Justice Okon Abang of the Federal High court sitting in Maitama, Abuja, on Thursday, gave condition upon which the court would decide whether to grant the application by the embattled former spokesperson of the Peoples Democratic Party, PDP, Olisa Metuh, to travel abroad for medical treatment.
Mr Metuh is being prosecuted by the Economic and Financial Crimes Commission, EFCC, before Justice Okon Abang of the Federal High Court, sitting in Maitama, Abuja, for allegedly receiving N400million from the Office of the National Security Adviser, ONSA, in 2014 to run advocacy campaign for former President Goodluck Jonathan ahead of the 2015 general elections.
Mr Metuh’s counsel, Emeka Etiaba, had on March 14, 2018 through an application dated and filed on February 23, 2018 sought leave of the court for the release of Metuh’s international passport to enable him travel abroad on health grounds.
Counsel to the EFCC, Silvanus Tahir, had opposed the application on the ground that similar applications have been made before and the court rejected it.
According to Tahir, “No circumstance has changed to make this application different from the previous ones. The only thing that has changed is the timing of the application; it is still the same ill health”.
After joining issues, the judge adjourned to today for the parties to address the court on points of law.
At the resumed sitting, Etiaba, referred to paragraph 8 of the counter affidavit as “incompetent” and faulted some other paragraphs, insisting that the deponent did not disclose his source of information.
His words: “Our complaint against the paragraph goes to the substance of the depositions and not to the form as the prosecutor posited.
“What it all means is that Section 113 of the Evidence Act cannot be held to the complainant.
“Those paragraphs must be discountenanced on the second point that Exhibit 3 is a documentary hear-say and that it stands on nothing”.
Etiaba also told the court that the ‘Exhibit 3’ disclosed one Dr. Raymond Onwuelo as the one who made the reference stressing that the materials employed by the maker of ‘Exhibit 3’ were disclosed as neurosurgical report from Nigeria.
He further argued that it was wrong for the prosecution to say that ‘Exhibit 3’ stands on nothing and that it is a documentary hear-say.

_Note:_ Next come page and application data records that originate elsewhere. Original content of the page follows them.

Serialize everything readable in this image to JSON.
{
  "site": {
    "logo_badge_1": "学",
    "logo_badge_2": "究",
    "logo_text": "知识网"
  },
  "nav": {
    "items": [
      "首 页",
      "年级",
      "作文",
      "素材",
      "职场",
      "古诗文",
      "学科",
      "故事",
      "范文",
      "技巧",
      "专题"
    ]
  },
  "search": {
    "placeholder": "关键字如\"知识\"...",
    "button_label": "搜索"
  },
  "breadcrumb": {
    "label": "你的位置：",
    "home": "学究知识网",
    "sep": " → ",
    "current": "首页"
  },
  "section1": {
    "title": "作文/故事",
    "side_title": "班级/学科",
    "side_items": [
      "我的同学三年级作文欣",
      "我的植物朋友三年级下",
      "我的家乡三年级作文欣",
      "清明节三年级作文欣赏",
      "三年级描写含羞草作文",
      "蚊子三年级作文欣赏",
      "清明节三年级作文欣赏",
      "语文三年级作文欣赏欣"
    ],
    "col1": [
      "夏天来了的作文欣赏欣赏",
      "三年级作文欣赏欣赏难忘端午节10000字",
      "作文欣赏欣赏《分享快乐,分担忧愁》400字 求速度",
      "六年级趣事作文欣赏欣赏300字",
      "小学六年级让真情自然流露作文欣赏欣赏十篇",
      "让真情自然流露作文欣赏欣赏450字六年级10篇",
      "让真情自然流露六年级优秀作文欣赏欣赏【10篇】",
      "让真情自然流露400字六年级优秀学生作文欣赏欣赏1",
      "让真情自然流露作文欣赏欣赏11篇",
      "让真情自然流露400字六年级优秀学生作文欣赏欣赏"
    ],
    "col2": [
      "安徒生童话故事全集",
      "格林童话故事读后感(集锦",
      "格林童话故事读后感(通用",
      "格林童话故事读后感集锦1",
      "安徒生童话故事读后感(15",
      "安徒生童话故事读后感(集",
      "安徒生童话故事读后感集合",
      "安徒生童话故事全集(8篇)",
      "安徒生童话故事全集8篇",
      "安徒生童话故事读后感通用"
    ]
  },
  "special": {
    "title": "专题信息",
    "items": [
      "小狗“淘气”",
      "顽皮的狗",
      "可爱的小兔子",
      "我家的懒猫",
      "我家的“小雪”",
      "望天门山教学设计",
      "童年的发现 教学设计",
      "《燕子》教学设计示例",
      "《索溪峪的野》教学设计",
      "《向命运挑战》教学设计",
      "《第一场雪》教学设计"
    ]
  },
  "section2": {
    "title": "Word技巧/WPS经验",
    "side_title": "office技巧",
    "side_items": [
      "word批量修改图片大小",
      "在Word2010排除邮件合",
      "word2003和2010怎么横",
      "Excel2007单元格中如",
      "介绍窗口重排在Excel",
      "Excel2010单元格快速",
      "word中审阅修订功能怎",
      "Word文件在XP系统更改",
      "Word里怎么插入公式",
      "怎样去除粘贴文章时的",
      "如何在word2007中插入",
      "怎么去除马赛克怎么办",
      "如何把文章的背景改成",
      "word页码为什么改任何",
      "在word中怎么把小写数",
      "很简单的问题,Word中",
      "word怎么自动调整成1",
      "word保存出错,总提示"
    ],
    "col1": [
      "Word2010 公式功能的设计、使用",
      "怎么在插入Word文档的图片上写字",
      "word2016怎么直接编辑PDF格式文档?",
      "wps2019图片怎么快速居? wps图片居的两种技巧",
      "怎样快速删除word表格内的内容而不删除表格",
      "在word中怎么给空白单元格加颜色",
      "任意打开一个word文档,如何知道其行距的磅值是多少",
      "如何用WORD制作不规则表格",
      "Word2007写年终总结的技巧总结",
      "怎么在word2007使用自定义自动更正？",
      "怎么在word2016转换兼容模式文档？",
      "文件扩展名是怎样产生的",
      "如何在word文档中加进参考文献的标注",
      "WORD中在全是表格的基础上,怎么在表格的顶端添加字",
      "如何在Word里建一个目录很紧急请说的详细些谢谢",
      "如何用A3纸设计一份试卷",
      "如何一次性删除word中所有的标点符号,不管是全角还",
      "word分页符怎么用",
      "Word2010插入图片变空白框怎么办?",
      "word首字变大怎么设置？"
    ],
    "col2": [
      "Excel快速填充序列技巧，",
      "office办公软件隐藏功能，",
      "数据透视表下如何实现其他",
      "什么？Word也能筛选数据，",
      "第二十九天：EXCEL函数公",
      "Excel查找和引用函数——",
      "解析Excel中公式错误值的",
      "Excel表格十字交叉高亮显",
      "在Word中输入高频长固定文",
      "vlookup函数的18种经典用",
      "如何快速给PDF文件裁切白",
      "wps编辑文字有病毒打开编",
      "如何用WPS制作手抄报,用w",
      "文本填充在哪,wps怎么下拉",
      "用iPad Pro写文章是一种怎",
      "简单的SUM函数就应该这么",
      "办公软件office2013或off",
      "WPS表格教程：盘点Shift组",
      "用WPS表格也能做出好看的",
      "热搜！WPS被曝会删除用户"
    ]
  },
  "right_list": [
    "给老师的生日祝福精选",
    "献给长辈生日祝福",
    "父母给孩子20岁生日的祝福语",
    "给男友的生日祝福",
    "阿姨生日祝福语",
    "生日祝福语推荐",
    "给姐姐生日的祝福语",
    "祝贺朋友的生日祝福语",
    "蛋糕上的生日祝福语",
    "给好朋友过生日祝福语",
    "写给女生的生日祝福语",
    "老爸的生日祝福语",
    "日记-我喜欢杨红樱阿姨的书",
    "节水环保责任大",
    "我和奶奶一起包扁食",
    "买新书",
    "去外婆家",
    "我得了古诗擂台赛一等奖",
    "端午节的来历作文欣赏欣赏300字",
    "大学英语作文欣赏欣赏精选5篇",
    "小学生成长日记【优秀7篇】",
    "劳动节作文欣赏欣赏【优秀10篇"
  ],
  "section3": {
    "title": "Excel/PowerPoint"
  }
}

The learned silk referred the court to the case of Buhari versus Obasanjo 2015, 13 Nigeria Weekly Law Report, Part 941, page 317 and submitted the “exhibit 3 does not qualify as a documentary hear-say”.
He also told the court that the prosecution was invited by Metuh to come up with its medical team, to ascertain whether there is falsehood in the materials presented before the court.
He submitted that “having failed to produce medical team to ascertain the health condition of the first defendant (Metuh), the prosecution should be stopped from raising issues relating to whether the first defendant is ill or not”.
Tochuckwu Onwugbufor, counsel to the second defendant (Destra Investment Limited), also aligned himself with the arguments and submission of Etiaba
Responding, Mr Tahir vehemently disagreed with the arguments canvassed by the defence, using literal example to drive home his point.
“Let us put it in this context. In oral hearsay evidence, Mr. A tells somebody what Mr. C told him and the original person is not called to say by himself what he knows; that is oral hearsay”, Mr Tahir said.
He continued by telling the court that with respect to ‘Exhibit 3’, the author of document referred to two reports: “One issued in January 2017 and the other, on January 30, 2018 by one Dr. Raymond Onwuelo”.
According to him, what Exhibit 3 was referring to was “a documentary hearsay. Them-say, them-say. What are they saying?”, Mr Tahir queried.
He urged the court to hold that ‘Exhibit 3’ was a ‘documentary hearsay’.
After listening to arguments of both counsels, Justice Abang asked parties to submit all authorities cited to the court before the close of work today or before noon on Friday.
The judge added that upon the receipt of the authorities, the court will determine the date for ruling on the application.